Oh darlingses, I just took down my last post. I decided it wasn't up to community standards.
You know when your pal sends you a link, and at first you think it is hilarious, so you post it, but then you read the small print, and you think, hmm? So then you add a note saying of course you don't approve of this and that, and then you go shopping. And while you are shopping, you feel badly about the judgmental attitude on top of linking to the hilarious post, so then you go home and take it all down.
That's what I did.
And it made me thing about community standards, and why I thought most of you would find that link hilarious, and then why I thought many of you would also find it A Bit Much, especially when you came across some bad language and, in the comments, some crude ideas.
The Benedict XVI generation is in a bit of a bind, when it comes to community standards, for we cannot say, "If it's okay for your granny, it's okay for you" because some of our grannies are real rips. They say things like, "I may be 40 years older than my granddaughters, but I'm younger in spirit. Now excuse me, I have a hot date tonight."
Okay, my grannies weren't like that, but one was born in 1904 and the other around 1915, so they missed the Granny Sexual Revolution. My mum is an old-fashioned Catholic granny who bakes cookies, crochets sweaters and calls me up to report what the parish priest has done now. She ignored the Sexual Revolution in general, so it's no surprise she's ignoring the Granny one, too.

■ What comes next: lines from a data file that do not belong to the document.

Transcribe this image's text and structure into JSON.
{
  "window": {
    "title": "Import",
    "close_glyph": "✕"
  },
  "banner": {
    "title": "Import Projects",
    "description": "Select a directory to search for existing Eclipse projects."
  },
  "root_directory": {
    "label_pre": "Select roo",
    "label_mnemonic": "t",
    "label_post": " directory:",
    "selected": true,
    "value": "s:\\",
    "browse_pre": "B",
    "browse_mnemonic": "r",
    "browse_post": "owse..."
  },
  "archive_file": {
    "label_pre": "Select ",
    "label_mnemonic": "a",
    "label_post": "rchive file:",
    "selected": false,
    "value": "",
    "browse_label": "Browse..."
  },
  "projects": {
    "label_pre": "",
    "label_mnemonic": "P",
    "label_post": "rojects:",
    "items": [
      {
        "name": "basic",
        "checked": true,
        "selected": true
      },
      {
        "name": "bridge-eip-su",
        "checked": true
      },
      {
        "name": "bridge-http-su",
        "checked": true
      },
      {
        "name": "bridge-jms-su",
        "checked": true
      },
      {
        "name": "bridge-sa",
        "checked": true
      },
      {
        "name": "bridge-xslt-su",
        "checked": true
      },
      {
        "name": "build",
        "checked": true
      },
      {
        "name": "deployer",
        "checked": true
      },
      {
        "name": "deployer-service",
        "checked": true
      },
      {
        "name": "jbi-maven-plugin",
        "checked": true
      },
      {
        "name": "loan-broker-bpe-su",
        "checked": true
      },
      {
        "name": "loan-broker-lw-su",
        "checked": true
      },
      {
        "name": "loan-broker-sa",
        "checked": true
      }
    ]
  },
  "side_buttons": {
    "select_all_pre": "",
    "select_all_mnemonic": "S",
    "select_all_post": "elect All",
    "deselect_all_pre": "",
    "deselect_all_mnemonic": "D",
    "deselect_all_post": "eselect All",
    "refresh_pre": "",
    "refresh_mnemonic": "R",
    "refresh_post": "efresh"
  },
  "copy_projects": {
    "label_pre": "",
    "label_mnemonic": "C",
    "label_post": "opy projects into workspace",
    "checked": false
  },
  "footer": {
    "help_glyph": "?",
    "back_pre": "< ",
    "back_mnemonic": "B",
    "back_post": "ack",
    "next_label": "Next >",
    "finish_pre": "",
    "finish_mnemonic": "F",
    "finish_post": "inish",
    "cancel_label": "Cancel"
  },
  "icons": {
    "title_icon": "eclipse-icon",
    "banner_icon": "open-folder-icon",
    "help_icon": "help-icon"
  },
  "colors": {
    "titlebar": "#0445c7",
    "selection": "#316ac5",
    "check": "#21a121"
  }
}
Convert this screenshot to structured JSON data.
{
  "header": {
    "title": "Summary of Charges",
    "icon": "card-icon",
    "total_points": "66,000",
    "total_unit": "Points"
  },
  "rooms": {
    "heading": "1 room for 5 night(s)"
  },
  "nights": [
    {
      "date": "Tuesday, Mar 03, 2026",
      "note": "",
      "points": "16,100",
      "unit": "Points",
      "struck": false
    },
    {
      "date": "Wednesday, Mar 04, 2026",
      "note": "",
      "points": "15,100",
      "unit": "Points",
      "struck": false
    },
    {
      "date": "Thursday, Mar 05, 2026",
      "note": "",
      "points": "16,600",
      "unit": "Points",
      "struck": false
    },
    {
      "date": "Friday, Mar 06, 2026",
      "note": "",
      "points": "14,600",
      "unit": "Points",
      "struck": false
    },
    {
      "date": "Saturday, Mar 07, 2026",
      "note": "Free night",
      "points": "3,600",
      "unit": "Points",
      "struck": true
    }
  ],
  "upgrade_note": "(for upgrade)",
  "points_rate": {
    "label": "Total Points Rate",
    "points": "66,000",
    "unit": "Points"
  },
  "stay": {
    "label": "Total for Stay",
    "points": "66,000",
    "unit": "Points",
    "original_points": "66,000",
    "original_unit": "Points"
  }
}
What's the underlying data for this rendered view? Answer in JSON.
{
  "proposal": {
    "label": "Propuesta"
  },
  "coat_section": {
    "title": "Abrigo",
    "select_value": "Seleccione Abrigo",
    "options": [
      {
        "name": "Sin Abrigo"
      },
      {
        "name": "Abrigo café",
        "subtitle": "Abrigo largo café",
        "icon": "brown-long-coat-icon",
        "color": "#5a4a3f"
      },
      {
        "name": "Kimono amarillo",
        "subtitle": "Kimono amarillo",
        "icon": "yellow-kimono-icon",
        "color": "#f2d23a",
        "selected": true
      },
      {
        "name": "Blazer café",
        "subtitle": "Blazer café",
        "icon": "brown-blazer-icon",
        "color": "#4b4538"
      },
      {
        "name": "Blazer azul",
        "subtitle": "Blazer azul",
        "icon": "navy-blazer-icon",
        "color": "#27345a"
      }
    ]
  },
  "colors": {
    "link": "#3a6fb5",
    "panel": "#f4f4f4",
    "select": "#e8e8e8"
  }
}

That said, I would say stuff in front of my mother I wouldn't say to young things like the greater part of you. The older I get, the more sentimental I get about unmarried girls, especially ones who have never dated, and the more careful I am about language and writing about Sex and the City and what have you. I know two nice Catholic men who enjoy torturing me by saying they only ever watched Sex and the City because they knew I had, and they wanted to find out what it was all about and what sort of woman I might be.
Yours is not the first generation to shake off the morals (or immorals) of previous generations. (When I say your generation I am, of course, ignoring most of it. I mean the Still Goes to Church Every Sunday segment of your generation.) The Victorians, whom the 20th century loved to beat up on, shook the dirt and dust of the 18th century off their feet. The 18th century was a lot ruder than the 19th, at least in public, which is why the earliest biographies of Jane Austen are so boring. Our Jane was a Georgian, not a Victorian, and therefore too much fun by her nephew's standards.
But however naughty the 18th century attitude towards sexuality, the attitude stemming from the second half of the 20th century is disspiriting and gross. The balladeers of the 18th century may have sung obscene songs in the street for pennies, but today's balladeers mix abject hatred and violence towards women with the obscenities. In the 18th century, you could be arrested for publishing pornography, but today's pornographers, professionals and an shockingly huge army of amateurs, spread it all over the internet.
So when I talk about community standards, I'm talking about standards consistent with the Catholic blogging community, particular that part that reads my blog. It a standard that says the current community standards of the UK, USA, Canada and Australia aren't good enough. We need a break from those community standards, and that's why I ditched my last post.